Socioeconomic status and the risk of suspected autism spectrum disorders among 18-month-old toddlers in Japan: A population-based study

Sunday, 17 August 2014: 3:30 PM
Boardroom (Dena'ina Center)
Takeo Fujiwara, PhD , National Research Institute for Child Health and Development, Setagaya-ku, Tokyo, Japan
INTRODUCTION:  Most of previous studies from the United States have reported a positive association between high family socioeconomic status (SES) and autism spectrum disorders (ASD) in children. The positive association between SES and ASD might be due to the healthcare system. Thus, the association between family SES and the suspected ASD status of 18-month-old toddlers was investigated using a population-based sample in Japan, which has a universal healthcare system and a mandatory health checkup system for toddlers.

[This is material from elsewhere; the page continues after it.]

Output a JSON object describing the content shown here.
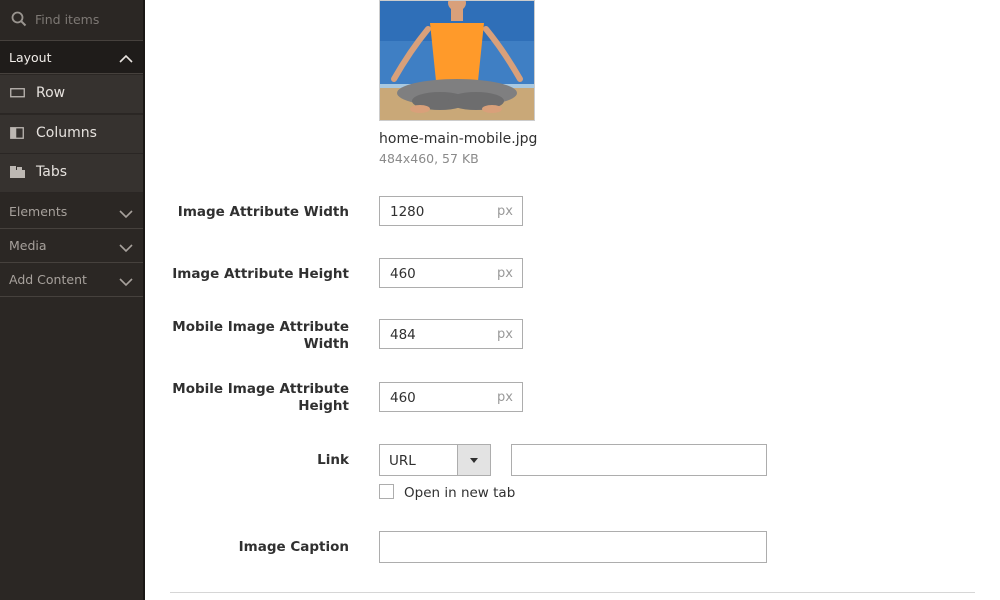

METHODS:  Questionnaires were mailed to all families with 18-month-old toddlers in Chiba, a city near Tokyo (N = 6061; response rate: 64%). For SES assessment, both maternal and paternal education and annual household income were assessed. Suspected ASD was evaluated via questionnaire using the Japanese version of Modified Checklist for Autism in Toddlers, rated by mothers. Logistic regression was used to calculate the odds ratio of suspected ASD for each SES measure.

RESULTS:  The results of logistic regression analysis (which were adjusted for potential confounders) indicated that low maternal education, but not paternal education or family income, were associated with having suspected ASD offspring. Offspring of mothers who graduate high school or less was 1.36 (95% confidence interval: 1.08–1.71) times more likely to have suspected ASD than offspring of mothers who graduate college or more, regardless paternal education or household income, and other covariates.

CONCLUSIONS:  Lower maternal education was associated with an increased risk of autistic traits in Japan.